Foreign Medical Graduates (FMGs) have a different path to practicing medicine in the United States than those who were trained in-country. This path is different because it is an attempt at discerning quality education at foreign medical schools. It isn’t that foreign medical schools aren’t as good as American medical schools, but not all medical schools adhere to U.S. standards or higher. The different path FMGs must travel ensures that all physicians practicing in the U.S. have met or exceeded U.S. standards.
The Educational Commission for Foreign Medical Graduates (ECFMG) is the certifying organization that confirms FMGs are ready to take part in a U.S. residency that is accredited. In order to practice medicine autonomously, FMGs will have to complete a three-year (or more) residency in the U.S. no matter what type of training they received abroad.
The ECFMG makes sure that your medical school is on its World Directory of approved medical schools. It also serves in assisting FMGs with visa applications and licensing examinations. It is a FMG’s first line of support in becoming a practicing physician in the U.S.
The United States Medical Licensing Examination (USMLE) is broken into three parts. Step 1 and Step 2 (CK) cover clinical knowledge, and Step 2 (CS) covers clinical skills. Finally, step 3 is the final exam that covers knowledge and skill combined. In order to get ECFMG certification, FMGs must pass steps 1 and 2. In order to qualify to take Step 3, an FMG must have ECFMG certification.

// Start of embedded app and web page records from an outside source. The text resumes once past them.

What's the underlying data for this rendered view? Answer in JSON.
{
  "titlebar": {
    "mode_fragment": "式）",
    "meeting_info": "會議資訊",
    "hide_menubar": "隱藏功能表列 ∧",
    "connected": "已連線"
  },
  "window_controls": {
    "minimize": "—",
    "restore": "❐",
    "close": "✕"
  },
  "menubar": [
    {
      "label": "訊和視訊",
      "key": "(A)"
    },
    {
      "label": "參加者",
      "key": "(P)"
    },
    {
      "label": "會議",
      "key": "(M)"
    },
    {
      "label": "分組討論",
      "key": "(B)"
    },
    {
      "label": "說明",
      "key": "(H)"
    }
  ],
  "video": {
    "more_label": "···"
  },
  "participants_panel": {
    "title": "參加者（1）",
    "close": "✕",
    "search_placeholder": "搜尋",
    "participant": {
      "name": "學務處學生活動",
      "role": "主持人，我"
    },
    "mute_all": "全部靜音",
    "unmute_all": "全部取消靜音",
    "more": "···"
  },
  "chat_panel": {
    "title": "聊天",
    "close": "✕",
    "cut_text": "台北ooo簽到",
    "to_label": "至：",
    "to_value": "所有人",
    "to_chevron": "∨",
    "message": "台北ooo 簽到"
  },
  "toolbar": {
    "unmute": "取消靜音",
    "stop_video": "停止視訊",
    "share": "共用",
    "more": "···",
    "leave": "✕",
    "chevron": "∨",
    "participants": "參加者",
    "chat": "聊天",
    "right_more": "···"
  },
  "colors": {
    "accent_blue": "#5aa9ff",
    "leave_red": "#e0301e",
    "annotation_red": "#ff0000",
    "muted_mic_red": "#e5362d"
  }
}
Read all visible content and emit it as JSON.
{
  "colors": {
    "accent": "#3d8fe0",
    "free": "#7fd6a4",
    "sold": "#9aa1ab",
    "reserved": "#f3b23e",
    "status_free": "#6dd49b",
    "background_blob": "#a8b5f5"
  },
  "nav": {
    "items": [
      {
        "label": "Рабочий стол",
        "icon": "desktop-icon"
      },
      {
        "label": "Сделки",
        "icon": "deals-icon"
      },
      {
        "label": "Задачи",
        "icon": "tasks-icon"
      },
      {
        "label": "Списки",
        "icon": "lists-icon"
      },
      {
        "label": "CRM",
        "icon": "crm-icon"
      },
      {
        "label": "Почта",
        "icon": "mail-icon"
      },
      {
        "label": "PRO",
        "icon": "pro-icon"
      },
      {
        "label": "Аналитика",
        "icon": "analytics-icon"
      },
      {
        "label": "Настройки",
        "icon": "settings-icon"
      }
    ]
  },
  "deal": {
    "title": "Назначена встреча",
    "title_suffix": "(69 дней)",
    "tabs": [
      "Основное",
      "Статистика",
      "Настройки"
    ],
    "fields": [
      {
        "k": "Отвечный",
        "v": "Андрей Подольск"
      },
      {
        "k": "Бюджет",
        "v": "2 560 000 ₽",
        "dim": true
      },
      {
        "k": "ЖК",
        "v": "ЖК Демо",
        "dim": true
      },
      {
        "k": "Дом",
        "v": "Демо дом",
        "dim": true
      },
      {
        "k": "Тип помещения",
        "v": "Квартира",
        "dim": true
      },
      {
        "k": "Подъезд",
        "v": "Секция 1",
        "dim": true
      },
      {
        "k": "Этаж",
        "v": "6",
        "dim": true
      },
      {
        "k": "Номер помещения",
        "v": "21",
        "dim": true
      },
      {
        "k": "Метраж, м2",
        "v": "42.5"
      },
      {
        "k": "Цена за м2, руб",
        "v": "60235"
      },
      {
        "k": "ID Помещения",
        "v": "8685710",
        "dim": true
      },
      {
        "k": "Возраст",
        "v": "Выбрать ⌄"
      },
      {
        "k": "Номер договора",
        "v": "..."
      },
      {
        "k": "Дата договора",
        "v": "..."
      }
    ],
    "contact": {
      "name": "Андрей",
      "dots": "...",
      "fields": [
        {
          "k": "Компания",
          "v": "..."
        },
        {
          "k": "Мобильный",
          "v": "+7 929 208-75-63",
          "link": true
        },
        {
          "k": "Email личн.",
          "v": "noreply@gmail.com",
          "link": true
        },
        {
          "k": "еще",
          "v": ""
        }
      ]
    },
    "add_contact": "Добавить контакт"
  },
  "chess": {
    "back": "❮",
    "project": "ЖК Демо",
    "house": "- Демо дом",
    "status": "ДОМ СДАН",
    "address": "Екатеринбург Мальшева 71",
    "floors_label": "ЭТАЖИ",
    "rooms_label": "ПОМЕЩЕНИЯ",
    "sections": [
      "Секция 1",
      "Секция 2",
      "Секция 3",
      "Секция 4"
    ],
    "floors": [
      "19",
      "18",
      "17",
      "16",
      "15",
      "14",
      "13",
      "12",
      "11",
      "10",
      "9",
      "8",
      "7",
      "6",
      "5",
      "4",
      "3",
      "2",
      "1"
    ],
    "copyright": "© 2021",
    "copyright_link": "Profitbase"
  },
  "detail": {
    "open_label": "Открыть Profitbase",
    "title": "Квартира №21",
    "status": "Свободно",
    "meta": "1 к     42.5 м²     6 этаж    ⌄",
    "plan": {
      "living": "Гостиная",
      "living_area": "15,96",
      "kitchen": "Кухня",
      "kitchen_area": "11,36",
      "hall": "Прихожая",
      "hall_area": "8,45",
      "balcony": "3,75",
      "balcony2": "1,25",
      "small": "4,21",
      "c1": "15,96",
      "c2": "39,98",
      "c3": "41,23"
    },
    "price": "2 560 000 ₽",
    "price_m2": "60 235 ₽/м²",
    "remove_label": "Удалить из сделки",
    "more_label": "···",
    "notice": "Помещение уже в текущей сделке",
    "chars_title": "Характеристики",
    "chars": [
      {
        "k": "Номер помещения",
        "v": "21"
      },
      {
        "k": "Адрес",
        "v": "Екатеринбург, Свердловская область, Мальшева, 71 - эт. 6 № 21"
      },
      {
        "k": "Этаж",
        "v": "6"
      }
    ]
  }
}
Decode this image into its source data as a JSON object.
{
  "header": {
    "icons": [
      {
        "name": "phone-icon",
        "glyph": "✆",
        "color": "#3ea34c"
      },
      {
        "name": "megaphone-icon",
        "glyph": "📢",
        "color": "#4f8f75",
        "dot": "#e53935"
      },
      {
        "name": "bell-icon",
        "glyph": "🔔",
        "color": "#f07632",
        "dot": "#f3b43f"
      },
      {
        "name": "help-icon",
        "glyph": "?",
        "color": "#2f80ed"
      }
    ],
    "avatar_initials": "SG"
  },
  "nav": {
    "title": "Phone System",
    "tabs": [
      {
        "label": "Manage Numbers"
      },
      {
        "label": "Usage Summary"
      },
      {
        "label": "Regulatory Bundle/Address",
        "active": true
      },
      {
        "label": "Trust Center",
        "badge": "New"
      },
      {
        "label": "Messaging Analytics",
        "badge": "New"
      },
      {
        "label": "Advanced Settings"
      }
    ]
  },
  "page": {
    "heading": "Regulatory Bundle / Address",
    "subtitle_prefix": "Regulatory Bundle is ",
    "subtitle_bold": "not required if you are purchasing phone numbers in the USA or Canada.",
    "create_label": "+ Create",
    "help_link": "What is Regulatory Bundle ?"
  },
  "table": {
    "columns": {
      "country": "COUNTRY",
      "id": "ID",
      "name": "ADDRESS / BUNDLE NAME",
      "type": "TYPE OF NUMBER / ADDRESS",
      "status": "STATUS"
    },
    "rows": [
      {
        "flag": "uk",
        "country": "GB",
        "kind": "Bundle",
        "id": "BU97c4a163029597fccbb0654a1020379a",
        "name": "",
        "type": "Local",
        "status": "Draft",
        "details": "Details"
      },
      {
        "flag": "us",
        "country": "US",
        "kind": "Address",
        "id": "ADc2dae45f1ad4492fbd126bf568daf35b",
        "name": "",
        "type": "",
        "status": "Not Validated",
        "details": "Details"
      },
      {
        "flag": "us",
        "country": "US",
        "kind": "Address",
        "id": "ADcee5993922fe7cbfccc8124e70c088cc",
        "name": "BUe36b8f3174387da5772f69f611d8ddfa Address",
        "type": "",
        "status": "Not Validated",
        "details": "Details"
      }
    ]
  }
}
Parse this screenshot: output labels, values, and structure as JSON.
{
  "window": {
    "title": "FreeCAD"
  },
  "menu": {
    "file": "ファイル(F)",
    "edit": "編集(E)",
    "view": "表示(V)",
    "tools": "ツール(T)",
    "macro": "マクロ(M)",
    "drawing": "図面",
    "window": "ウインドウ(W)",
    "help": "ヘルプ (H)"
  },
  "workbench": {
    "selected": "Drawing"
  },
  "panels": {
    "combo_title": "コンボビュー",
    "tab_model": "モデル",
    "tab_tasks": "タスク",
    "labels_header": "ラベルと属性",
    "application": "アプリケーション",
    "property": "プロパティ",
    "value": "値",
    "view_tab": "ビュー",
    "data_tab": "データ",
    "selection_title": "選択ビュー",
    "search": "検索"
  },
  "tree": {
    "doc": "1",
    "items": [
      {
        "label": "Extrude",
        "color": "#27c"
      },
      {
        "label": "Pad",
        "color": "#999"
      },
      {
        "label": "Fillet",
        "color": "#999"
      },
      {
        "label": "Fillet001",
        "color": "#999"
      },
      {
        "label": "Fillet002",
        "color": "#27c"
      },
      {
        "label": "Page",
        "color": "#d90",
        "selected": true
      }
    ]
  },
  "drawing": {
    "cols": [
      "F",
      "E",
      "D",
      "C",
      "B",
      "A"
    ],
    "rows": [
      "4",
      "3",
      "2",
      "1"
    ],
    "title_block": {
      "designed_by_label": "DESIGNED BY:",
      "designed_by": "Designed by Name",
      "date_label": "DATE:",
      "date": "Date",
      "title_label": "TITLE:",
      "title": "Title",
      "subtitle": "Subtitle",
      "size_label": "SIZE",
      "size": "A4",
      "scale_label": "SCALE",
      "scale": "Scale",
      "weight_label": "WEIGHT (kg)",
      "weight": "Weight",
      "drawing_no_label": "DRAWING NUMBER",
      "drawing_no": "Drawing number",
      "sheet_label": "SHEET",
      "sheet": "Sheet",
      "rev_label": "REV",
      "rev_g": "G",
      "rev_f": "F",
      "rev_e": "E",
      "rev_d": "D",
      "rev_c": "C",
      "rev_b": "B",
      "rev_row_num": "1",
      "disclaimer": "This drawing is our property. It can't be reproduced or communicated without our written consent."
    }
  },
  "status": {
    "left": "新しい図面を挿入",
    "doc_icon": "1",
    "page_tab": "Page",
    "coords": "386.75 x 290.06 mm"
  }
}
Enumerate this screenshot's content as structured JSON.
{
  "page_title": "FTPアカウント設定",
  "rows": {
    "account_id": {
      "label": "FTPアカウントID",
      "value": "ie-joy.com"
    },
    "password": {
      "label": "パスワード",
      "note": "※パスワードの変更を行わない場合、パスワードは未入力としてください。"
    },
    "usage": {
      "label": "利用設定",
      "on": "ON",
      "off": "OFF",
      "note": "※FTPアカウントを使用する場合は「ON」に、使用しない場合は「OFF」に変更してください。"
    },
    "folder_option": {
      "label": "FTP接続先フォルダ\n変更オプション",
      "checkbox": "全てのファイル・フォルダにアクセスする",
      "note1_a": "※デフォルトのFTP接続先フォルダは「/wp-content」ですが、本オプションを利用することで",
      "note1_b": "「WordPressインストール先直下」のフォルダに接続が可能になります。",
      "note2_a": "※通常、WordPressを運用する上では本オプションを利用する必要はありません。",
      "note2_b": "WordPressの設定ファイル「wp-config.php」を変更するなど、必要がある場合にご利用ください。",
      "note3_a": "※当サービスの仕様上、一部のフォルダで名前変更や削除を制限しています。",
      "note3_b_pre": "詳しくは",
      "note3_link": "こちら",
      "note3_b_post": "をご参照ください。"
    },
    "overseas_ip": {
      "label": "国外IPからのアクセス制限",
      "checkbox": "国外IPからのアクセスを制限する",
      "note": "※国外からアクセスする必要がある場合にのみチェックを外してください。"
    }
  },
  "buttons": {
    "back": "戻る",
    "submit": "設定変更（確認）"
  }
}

The J-1 visa is the most common visa used by FMGs to get into residency programs. The ECFMG sponsors physicians with this visa. A FMG must have passed step 1 and 2 of the USMLE in order to apply along with having ECFMG certification. An official letter must be held from a Graduate Medical Education or training program, and the Ministry of Health at the last country of permanent residence must provide a statement of need.
Once the requirements are met for a J-1 visa, the FMG is free to complete a residency program once he or she is Matched. Then, he or she must return to the home country for 2 years before being eligible to return. This ensures that low-income countries do not suffer “brain drain” where physicians leave to obtain premium knowledge but never bring that knowledge and expertise back home.
There are exceptions to the 2 year at-home requirement if there is probably danger or persecution that the FMG will face if returning home. It can also be dropped if it would cause a hardship to a spouse or children. Lastly, there are exceptions available for those who an Interested Governmental Agency has taken interest (i.e. Department of Health and Human Services).
The National Resident Matching Program (NRMP) is how most residency candidates are matched to a residency program, and the application for the Match is called the Electronic Residency Application Service (ERAS). In order to get into the ERAS program, you must get a token from the ECFMG.
Once you have applied through ERAS, the Match process begins. This includes you evaluating all of the residency programs you are interested in and getting interviews to bolster your chances of matching into a residency program. You make a rank order list with all of your top picks (strategically chosen to increase you chance of acceptance in a program you like). The program directors also make a rank order list. Using algorithms meant to create best-fit matches with residencies and applicants, applicants are matched.
FMGs do not match as frequently as U.S.-trained medical graduates. This happens for many reasons, but it is a reality that FMGs face. Fortunately, the U.S. is realizing the severe physician shortage they are facing with people living longer and developing more chronic conditions. This has created a call for more residency slots to be available. This takes money, so it is a battle, but it is one where FMGs are seeing progress.
Networking is Key to Practicing in the U.S.
Throughout the struggle that FMGs have getting into a residency and then practicing medicine, there is one thing that helps, and that is networking. The biggest challenge for FMGs is that nobody knows them, and program directors are unfamiliar with the details of their education. That is why any U.S. experience (i.e. externships, observerships) is essential to success.
FMGs who work closely with medical facilities, especially those where the residency is, have local letters of recommendation. Medical providers have first-hand knowledge of their ability, and program directors can speak to people who know that the FMG is comfortable and good at working in the U.S. healthcare system. Without networking, there is less of a chance of being recognized during the Match, which is potentially the most important part of the path to practice for Foreign Medical Graduates.